ONJ John-T

John Travolta and Olivia Newton-John: This Christmas (Universal Music) – No, this isn’t a joke. Obviously a marketing department’s attempt to appeal to fans of Grease, this dismal holiday collection (grossly marred with auto tuned vocals by Travolta) is better suited as a gag gift than as a tree trimming soundtrack, despite guest appearances by James Taylor, Tony Bennett, and Barbra Streisand.  This embarrassingly bad addition to Newton-John’s catalog sounds like a Donny and Marie holiday album gone horribly wrong.

Very Special Christmas

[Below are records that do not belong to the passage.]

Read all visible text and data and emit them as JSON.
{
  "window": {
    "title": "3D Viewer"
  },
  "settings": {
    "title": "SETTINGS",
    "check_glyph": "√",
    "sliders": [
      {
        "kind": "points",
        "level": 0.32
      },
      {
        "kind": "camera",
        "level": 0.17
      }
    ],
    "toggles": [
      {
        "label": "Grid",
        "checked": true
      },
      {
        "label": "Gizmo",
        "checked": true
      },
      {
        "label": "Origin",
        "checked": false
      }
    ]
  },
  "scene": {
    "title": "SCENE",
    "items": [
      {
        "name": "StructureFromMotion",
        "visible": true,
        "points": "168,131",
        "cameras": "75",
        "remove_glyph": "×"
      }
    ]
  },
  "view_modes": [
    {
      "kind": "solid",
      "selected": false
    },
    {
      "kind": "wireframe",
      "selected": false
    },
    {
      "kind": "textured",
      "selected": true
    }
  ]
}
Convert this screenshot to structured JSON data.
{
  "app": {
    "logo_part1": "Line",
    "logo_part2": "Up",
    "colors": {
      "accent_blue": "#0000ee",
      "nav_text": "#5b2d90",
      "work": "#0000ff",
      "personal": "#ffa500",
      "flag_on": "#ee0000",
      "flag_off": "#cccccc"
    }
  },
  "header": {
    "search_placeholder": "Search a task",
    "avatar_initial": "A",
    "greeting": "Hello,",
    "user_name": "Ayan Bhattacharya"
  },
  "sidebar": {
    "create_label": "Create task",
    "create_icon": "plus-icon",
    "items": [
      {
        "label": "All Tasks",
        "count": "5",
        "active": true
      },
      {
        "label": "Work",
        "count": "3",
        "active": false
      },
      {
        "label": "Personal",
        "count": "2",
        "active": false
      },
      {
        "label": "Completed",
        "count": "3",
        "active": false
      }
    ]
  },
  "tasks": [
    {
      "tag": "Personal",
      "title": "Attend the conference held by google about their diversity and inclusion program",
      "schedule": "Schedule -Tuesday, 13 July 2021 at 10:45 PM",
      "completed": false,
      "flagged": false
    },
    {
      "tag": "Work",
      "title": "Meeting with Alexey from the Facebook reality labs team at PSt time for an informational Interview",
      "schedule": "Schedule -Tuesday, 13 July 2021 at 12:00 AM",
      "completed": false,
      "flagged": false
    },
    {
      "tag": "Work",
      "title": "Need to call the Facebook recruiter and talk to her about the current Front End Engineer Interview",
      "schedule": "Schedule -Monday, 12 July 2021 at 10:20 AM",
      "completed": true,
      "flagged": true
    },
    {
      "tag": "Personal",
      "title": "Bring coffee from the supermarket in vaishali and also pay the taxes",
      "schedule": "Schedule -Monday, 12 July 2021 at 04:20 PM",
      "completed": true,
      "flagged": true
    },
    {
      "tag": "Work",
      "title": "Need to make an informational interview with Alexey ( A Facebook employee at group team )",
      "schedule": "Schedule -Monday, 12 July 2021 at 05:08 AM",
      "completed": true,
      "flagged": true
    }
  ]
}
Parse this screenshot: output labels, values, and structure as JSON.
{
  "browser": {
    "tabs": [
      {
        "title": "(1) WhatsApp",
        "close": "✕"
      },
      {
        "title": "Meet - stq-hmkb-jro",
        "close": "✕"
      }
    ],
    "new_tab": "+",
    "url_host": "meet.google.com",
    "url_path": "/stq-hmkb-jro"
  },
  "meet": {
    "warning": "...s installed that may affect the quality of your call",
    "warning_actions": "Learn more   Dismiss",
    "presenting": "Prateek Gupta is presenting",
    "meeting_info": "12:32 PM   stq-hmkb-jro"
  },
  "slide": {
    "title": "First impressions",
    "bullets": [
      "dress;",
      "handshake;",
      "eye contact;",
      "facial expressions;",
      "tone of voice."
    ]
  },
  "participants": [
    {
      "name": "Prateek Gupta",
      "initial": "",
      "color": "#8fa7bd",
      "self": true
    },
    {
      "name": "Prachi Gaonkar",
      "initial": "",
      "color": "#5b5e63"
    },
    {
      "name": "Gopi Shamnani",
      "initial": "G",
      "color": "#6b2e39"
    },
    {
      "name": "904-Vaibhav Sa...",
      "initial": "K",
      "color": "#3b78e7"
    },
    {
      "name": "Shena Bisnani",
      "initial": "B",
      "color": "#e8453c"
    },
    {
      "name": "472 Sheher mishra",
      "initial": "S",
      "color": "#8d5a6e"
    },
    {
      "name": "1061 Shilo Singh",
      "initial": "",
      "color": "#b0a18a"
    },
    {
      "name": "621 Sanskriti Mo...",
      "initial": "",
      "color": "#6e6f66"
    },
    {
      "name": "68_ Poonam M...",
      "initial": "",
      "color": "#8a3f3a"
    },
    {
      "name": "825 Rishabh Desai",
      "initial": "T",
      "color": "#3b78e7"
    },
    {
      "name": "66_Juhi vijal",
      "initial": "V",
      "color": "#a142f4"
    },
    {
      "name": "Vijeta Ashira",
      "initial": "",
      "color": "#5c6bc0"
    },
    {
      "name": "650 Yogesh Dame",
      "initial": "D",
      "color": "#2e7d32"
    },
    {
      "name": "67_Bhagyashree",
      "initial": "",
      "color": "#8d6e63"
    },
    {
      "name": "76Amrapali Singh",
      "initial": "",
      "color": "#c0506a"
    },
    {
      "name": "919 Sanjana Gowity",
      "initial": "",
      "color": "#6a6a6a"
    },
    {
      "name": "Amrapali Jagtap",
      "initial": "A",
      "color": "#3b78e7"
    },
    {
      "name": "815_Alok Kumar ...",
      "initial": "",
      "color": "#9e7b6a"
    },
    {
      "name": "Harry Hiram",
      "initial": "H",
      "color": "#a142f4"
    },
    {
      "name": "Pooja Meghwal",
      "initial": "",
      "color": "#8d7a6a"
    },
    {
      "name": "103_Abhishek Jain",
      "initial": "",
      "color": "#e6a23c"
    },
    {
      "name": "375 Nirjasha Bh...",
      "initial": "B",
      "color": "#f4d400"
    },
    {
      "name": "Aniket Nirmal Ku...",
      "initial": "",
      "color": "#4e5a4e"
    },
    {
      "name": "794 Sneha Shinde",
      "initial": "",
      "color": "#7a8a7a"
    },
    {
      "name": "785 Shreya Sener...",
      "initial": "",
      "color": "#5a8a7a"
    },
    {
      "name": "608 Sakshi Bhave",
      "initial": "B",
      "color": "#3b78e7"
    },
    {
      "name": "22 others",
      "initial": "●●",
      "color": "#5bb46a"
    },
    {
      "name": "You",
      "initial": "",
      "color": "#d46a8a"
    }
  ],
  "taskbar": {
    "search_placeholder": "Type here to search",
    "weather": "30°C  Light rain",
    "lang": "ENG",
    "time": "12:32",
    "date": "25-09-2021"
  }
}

A Very Special Christmas: 25 Years – Bringing Joy to the World – This series has continued to wane and become a bit of a disappointment since the first volume debuted in 1987 with notable performances by Sting, Madonna, Eurythmics, and U2. Unfortunately this latest mixed bag of various artist holiday filler is no exception, but at least a portion of the proceeds benefit Special Olympics. A few album highlights include tracks by Train, Michael Bublé, and Jason Mraz, but overall this collection is rife with non-essential holiday fodder that leaves you hoping Santa has something better loaded on his sleigh.

© 2012 ForASong Media, LLC